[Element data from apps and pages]
══════════════════════════════
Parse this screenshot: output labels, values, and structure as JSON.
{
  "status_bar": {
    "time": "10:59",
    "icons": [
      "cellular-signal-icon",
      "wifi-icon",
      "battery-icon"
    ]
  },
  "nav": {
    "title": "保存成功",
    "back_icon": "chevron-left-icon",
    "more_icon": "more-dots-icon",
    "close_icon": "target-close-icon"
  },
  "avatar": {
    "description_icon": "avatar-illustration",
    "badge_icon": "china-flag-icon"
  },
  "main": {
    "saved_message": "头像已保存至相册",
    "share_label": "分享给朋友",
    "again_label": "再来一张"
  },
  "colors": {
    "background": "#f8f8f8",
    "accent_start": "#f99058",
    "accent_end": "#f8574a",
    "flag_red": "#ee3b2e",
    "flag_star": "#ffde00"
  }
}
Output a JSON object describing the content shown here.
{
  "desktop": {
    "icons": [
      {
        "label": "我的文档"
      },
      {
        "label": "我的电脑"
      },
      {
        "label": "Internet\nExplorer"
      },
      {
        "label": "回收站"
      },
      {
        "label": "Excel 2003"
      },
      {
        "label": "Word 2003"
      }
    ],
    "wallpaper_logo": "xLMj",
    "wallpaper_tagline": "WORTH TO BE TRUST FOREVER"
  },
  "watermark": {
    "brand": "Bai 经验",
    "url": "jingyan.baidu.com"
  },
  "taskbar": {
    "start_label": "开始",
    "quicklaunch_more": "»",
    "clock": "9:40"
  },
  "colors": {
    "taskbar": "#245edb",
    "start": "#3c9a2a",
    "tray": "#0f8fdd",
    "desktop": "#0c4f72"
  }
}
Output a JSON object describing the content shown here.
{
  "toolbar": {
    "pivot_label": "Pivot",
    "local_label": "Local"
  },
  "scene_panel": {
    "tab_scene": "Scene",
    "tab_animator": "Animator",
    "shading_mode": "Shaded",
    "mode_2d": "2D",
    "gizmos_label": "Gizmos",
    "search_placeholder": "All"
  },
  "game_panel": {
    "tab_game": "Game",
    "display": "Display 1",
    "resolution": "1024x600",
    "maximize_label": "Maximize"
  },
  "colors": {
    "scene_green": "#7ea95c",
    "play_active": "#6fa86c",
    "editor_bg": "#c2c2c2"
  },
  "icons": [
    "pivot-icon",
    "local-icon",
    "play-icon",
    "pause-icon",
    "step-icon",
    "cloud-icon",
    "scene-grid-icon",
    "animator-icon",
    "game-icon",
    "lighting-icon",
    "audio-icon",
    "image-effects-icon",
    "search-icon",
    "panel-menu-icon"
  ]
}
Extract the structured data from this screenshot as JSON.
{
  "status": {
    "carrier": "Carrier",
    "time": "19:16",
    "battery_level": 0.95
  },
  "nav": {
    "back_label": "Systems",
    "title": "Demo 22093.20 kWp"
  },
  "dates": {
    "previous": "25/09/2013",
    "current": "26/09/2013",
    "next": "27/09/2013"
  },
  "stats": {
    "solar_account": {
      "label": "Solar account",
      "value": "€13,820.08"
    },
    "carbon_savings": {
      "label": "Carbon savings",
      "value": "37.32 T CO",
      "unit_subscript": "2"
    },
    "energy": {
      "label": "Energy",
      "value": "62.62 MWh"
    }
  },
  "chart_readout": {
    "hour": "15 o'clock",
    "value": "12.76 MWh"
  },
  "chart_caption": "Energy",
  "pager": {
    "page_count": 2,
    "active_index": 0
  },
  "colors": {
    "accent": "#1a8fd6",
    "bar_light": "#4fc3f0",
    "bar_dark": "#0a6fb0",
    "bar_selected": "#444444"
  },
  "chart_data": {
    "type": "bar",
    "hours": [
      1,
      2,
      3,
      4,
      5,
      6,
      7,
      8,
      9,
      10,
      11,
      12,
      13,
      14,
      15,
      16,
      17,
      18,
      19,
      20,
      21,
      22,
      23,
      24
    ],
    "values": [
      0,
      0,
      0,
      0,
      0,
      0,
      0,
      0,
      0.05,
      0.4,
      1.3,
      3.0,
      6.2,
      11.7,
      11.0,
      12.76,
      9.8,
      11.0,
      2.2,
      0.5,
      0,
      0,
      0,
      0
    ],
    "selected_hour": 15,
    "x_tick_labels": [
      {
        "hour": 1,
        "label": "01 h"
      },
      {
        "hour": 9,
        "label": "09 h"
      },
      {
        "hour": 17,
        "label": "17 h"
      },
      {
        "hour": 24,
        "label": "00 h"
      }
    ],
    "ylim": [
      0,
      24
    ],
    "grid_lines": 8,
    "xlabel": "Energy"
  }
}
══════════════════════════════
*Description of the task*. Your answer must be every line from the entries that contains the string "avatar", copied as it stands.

*Task output*.
  "avatar": {
    "description_icon": "avatar-illustration",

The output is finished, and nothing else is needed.